the stimulus package was a political loser.
In the recent ABC-Washington Post poll,
for example, Republicans led Democrats 48 to 39 percent on improving the
economy. So last week, Daschle dropped
his insistence on a Democratic version
of healthcare finance for the unemployed
and all but pleaded for a compromise stimulus package. He knows that on high-visibility items he dare not fight the president.
Bush sounded like the Democrats on
some issues. He called for a patients' bill
of rights and a Medicare prescription drug
benefit. But he seems likely to use his veto
threat to insist on his versions. He responded, without saying so, to the Enron
collapse by calling for new safeguards for
401(k)'s and stricter accounting standards
and tougher disclosure for corporations,
and said corporate America must be "held
to the highest standards of conduct." So
much for Democrats' attempts to use
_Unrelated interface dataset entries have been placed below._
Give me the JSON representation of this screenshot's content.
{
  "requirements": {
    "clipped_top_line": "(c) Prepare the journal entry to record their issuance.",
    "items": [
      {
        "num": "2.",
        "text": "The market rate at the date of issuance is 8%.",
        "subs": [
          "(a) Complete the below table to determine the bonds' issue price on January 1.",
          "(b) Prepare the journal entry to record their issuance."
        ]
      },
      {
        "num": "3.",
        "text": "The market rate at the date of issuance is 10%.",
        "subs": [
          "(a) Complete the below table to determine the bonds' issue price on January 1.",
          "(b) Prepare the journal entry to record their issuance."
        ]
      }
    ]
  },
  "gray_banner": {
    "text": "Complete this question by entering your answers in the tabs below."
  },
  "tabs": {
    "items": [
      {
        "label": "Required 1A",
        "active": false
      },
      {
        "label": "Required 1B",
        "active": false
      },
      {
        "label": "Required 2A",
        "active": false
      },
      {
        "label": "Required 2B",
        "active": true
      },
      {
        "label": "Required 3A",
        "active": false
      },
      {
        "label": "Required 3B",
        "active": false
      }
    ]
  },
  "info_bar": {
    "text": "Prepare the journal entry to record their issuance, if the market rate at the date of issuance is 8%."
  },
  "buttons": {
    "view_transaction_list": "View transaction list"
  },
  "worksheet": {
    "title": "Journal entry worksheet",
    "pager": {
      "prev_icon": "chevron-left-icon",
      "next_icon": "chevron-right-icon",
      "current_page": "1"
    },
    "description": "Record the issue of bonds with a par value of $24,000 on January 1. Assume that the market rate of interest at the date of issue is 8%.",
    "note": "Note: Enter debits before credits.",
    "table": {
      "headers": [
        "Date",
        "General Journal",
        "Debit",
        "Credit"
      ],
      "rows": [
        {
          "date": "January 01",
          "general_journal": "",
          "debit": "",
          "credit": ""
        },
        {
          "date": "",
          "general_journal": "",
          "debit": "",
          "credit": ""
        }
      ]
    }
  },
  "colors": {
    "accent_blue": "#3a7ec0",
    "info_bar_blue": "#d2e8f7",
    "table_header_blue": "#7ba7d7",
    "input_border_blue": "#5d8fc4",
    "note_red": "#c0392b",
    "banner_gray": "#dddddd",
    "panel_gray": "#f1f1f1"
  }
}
Enron to batter him. And Bush raised one
issue that many congressional Republicans wish he would forget: individual
investment accounts for Social Security.
But Bush's endorsement of "personal retirement accounts for younger workers
who choose them" is good politics as well
as good policy. Democrats this fall will be
trying to scare old people into believing
the Republicans will take their Social
Security away. Republicans would be well
advised to tell young people that they need
something better than the current system.
In this 48-minute speech, Bush did more
than talk about the war and domestic issues; he talked about the national character. "After America was attacked, it was
as if our entire country looked into a mirror and saw our better selves,'' he said. "We
were reminded that we are citizens with
obligations to each other, to our country, and to history." This was the theme of
Bush's August 2000 acceptance speech.
He called on citizens to donate 4,000
hourstwo years' work timeto others.
He announced a USA Freedom Corps, an
expansion of Bill Clinton's AmeriCorps
program that sends low-pay volunteers
into jobs with charitable and community organizations. And, again echoing a campaign theme, he insisted, "For too long our
culture has said, 'If it feels good, do it.' Now
America is embracing a new ethic and a
new creed: 'Let's roll.' "
In other words, rather than a hedonistic, lethargic, ever-demanding population, we should be a giving, duty-doing,
proactive citizenry. Americans in the Clinton years believed the economy was advancing but the culture was deteriorating.
Bush tells us we can dowe have been
doingbetter. It was a call to duty and
to alertness that Clinton, the shirker of
duty and feeler of pain, could never have
convincingly issued. Bush has moved away
from the economic conservatism and cultural conservatism of the recent past to
a conservatism as muscular as Theodore
Roosevelt's and as compassionate as the
faith-based charities he took care to mention. Americans are determined to prosecute the war on terrorism, but most have
been puzzled about what they can do personally. Bush has pointed them toward
It has been noted that George W. Bush
has appeared on television news programs
since September 11 less than his leading
advisers. Like Franklin Roosevelt, who delivered only a handful of Fireside Chats
during World War II, he has carefully
rationed his presence and has made his
words count when he finally delivers them.
For some weeks, it has been unclear where
the war on terrorism is going, where domestic policy is headed, what the war tells
us about American character, what ordinary citizens can do. In 48 minutes in the
House chamber, George W. Bush told
us all those things, in clear and graceful
language, with obvious sincerity and heartfelt force. The war has just started, but he
is already a great war leader.